Yeah, I agree that writing can be politically relevant, and even activism. And I hope I didn't come across in the post as too dismissive of the importance of other political doing grounded in the "I" unit of action -- it's our basic unit of doing, after all, and no useful activist "we" can be built without "I's" that want to build it. And politically conscious doing based in "I" in the context of our informal relationship networks can be tremendously important too. That said, I do think it is important for people to be critical and self-critical about the things that keep us atomized and isolated and attached to political doing grounded in "I" but wary of political doing from "we"...people need to get involved in ways that suit them, of course, but I've run into too many people whose reasons for avoiding opportunities to act as part of a "we" are pretty weak.

As for blogs...I dunno...

Personally, as you identify, I think my orientation to blogging is different from a lot of folks. It isn't necessarily any more collective, mind you. I've gone through phases where I have tried to be more deliberate about interacting with other bloggers, participating on comment threads, and so on, but I haven't come away from those periods feeling like it was effort very well spent or that it was particularly personally useful. Which I still feel kind of bad about, because the possibility of that kind of political connection at a distance is an exciting one in the blogging medium. I know that there are people who experience one form or another of isolation who have used blogging to connect with others in very positive, very political ways -- women of colour in predominantly white areas, people whose health restricts their mobility, people of left politics in very right-wing areas, and so on. And I know that relationships built and maintained primarily through computer technology can play an important part in political activity on the ground, in various ways.
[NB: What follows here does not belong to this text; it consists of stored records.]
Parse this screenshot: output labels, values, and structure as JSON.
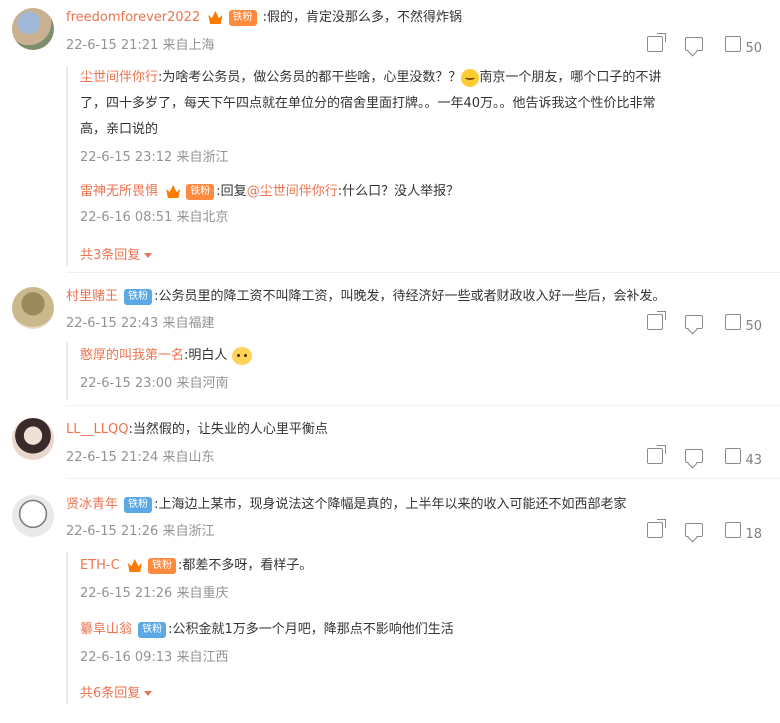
{
  "comments": [
    {
      "name": "freedomforever2022",
      "badge": "铁粉",
      "text": ":假的，肯定没那么多，不然得炸锅",
      "time": "22-6-15 21:21 来自上海",
      "likes": "50",
      "replies": [
        {
          "name": "尘世间伴你行",
          "text_1": ":为啥考公务员，做公务员的都干些啥，心里没数？？",
          "text_2": "南京一个朋友，哪个口子的不讲",
          "text_3": "了，四十多岁了，每天下午四点就在单位分的宿舍里面打牌。。一年40万。。他告诉我这个性价比非常",
          "text_4": "高，亲口说的",
          "time": "22-6-15 23:12 来自浙江"
        },
        {
          "name": "雷神无所畏惧",
          "badge": "铁粉",
          "text": ":回复",
          "mention": "@尘世间伴你行",
          "text_2": ":什么口？没人举报？",
          "time": "22-6-16 08:51 来自北京"
        }
      ],
      "more": "共3条回复"
    },
    {
      "name": "村里赌王",
      "badge": "铁粉",
      "text": ":公务员里的降工资不叫降工资，叫晚发，待经济好一些或者财政收入好一些后，会补发。",
      "time": "22-6-15 22:43 来自福建",
      "likes": "50",
      "replies": [
        {
          "name": "憨厚的叫我第一名",
          "text": ":明白人",
          "time": "22-6-15 23:00 来自河南"
        }
      ]
    },
    {
      "name": "LL__LLQQ",
      "text": ":当然假的，让失业的人心里平衡点",
      "time": "22-6-15 21:24 来自山东",
      "likes": "43"
    },
    {
      "name": "贤冰青年",
      "badge": "铁粉",
      "text": ":上海边上某市，现身说法这个降幅是真的，上半年以来的收入可能还不如西部老家",
      "time": "22-6-15 21:26 来自浙江",
      "likes": "18",
      "replies": [
        {
          "name": "ETH-C",
          "badge": "铁粉",
          "text": ":都差不多呀，看样子。",
          "time": "22-6-15 21:26 来自重庆"
        },
        {
          "name": "纂阜山翁",
          "badge": "铁粉",
          "text": ":公积金就1万多一个月吧，降那点不影响他们生活",
          "time": "22-6-16 09:13 来自江西"
        }
      ],
      "more": "共6条回复"
    }
  ]
}
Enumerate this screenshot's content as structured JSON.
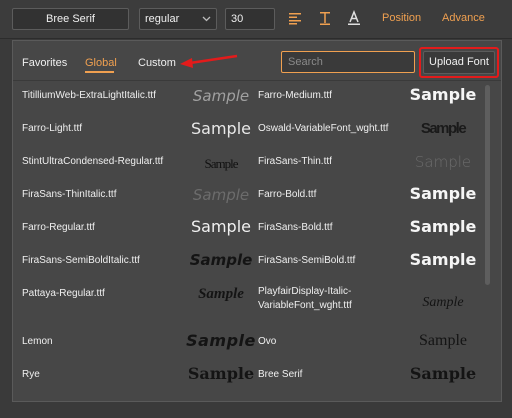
{
  "toolbar": {
    "font_name": "Bree Serif",
    "font_style": "regular",
    "font_size": "30",
    "position_label": "Position",
    "advance_label": "Advance"
  },
  "tabs": [
    {
      "label": "Favorites",
      "active": false
    },
    {
      "label": "Global",
      "active": true
    },
    {
      "label": "Custom",
      "active": false
    }
  ],
  "search": {
    "placeholder": "Search"
  },
  "upload_label": "Upload Font",
  "sample_text": "Sample",
  "fonts": [
    {
      "left": "TitilliumWeb-ExtraLightItalic.ttf",
      "right": "Farro-Medium.ttf"
    },
    {
      "left": "Farro-Light.ttf",
      "right": "Oswald-VariableFont_wght.ttf"
    },
    {
      "left": "StintUltraCondensed-Regular.ttf",
      "right": "FiraSans-Thin.ttf"
    },
    {
      "left": "FiraSans-ThinItalic.ttf",
      "right": "Farro-Bold.ttf"
    },
    {
      "left": "Farro-Regular.ttf",
      "right": "FiraSans-Bold.ttf"
    },
    {
      "left": "FiraSans-SemiBoldItalic.ttf",
      "right": "FiraSans-SemiBold.ttf"
    },
    {
      "left": "Pattaya-Regular.ttf",
      "right": "PlayfairDisplay-Italic-VariableFont_wght.ttf"
    },
    {
      "left": "Lemon",
      "right": "Ovo"
    },
    {
      "left": "Rye",
      "right": "Bree Serif"
    }
  ],
  "colors": {
    "accent": "#f0a050",
    "highlight": "#e31b1b",
    "panel": "#474747"
  }
}
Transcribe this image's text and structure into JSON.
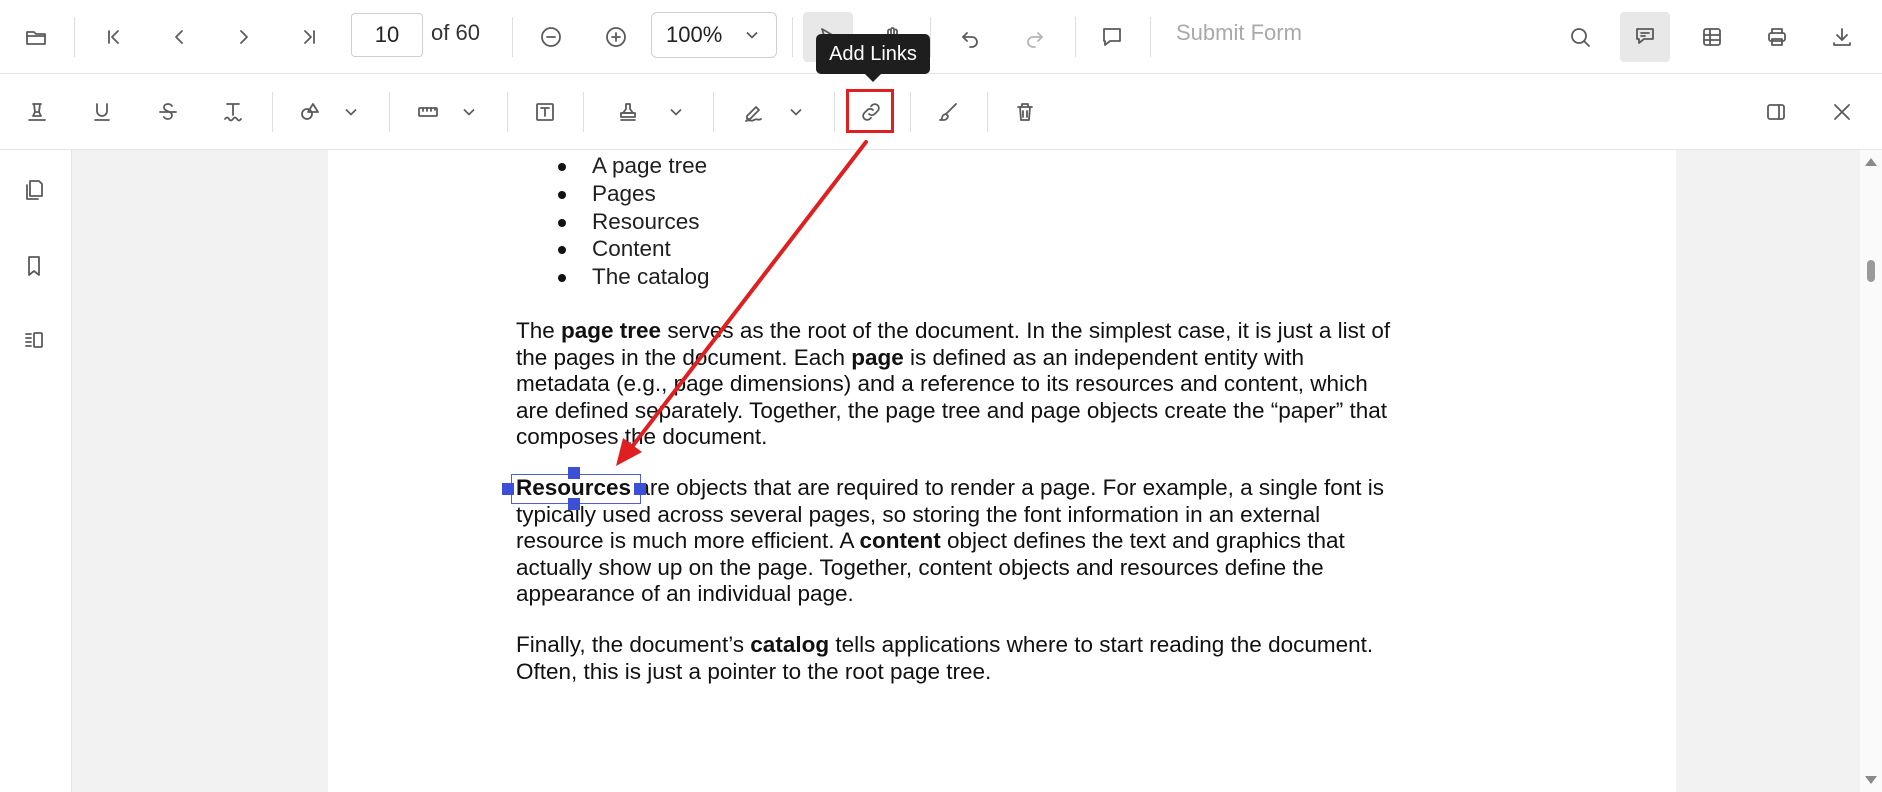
{
  "toolbar": {
    "page_current": "10",
    "page_of": "of 60",
    "zoom": "100%",
    "submit_form": "Submit Form",
    "tooltip": "Add Links"
  },
  "icons": {
    "open": "folder-icon",
    "first": "first-page-icon",
    "prev": "previous-page-icon",
    "next": "next-page-icon",
    "last": "last-page-icon",
    "zoom_out": "zoom-out-icon",
    "zoom_in": "zoom-in-icon",
    "select": "select-pointer-icon",
    "pan": "pan-hand-icon",
    "undo": "undo-icon",
    "redo": "redo-icon",
    "comment": "comment-icon",
    "search": "search-icon",
    "annotate": "annotate-icon",
    "form": "form-fields-icon",
    "print": "print-icon",
    "download": "download-icon",
    "highlight": "highlight-icon",
    "underline": "underline-icon",
    "strikethrough": "strikethrough-icon",
    "squiggly": "squiggly-icon",
    "shapes": "shapes-icon",
    "measure": "ruler-icon",
    "free_text": "free-text-icon",
    "stamp": "stamp-icon",
    "signature": "signature-icon",
    "link": "link-icon",
    "ink": "ink-brush-icon",
    "delete": "trash-icon",
    "panel": "panel-icon",
    "close": "close-icon",
    "thumbnails": "page-thumbnails-icon",
    "bookmarks": "bookmark-icon",
    "organize": "organize-pages-icon"
  },
  "document": {
    "bullets": [
      "A page tree",
      "Pages",
      "Resources",
      "Content",
      "The catalog"
    ],
    "p1": [
      {
        "pre": "The ",
        "bold": "page tree",
        "post": " serves as the root of the document. In the simplest case, it is just a list of"
      },
      {
        "pre": "the pages in the document. Each ",
        "bold": "page",
        "post": " is defined as an independent entity with"
      },
      {
        "pre": "metadata (e.g., page dimensions) and a reference to its resources and content, which",
        "bold": "",
        "post": ""
      },
      {
        "pre": "are defined separately. Together, the page tree and page objects create the “paper” that",
        "bold": "",
        "post": ""
      },
      {
        "pre": "composes the document.",
        "bold": "",
        "post": ""
      }
    ],
    "p2": [
      {
        "pre": "",
        "bold": "Resources",
        "post": " are objects that are required to render a page. For example, a single font is"
      },
      {
        "pre": "typically used across several pages, so storing the font information in an external",
        "bold": "",
        "post": ""
      },
      {
        "pre": "resource is much more efficient. A ",
        "bold": "content",
        "post": " object defines the text and graphics that"
      },
      {
        "pre": "actually show up on the page. Together, content objects and resources define the",
        "bold": "",
        "post": ""
      },
      {
        "pre": "appearance of an individual page.",
        "bold": "",
        "post": ""
      }
    ],
    "p3": [
      {
        "pre": "Finally, the document’s ",
        "bold": "catalog",
        "post": " tells applications where to start reading the document."
      },
      {
        "pre": "Often, this is just a pointer to the root page tree.",
        "bold": "",
        "post": ""
      }
    ]
  },
  "colors": {
    "annotation_red": "#e02020",
    "selection_blue": "#3b4fd8"
  }
}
But I think you are right in observing that, mostly, these sorts of things don't happen, and mostly blogging is not done with that kind of political project in mind.

So mostly my blogging is of an "I" sort, though connected to other sorts of political doing, some "I" based and some "we" based. You are right, I think, in identifying that my "I" grounding for the blog is a bit different than many, though...I like to be read and I like to get comments, of course, but if not, oh well. For me the blog is much more about developing ideas and figuring out how to express them in a way that just wouldn't happen if the words stayed in my notebooks where I knew noone would ever read them. (And a secondary purpose is using it to spread the word about things I'm involved with or things that I'm not involved with but think deserve support.)

Anyway. I'm not sure what could make blogging more useful, more coordinated. Group blogs is an interesting idea. There are also the discussion forums, like En Masse and Babble and Bread & Roses...have you every participated in them? Do you find them useful? What is the tenor of the discussion, most of the time? I've never gotten involved with anything like that, but I've considered it.

Even if you don't know at the moment what organizational form would help us attain it, what sorts of things would you like to see happening in and coming out of blogs and online forums and other things like that?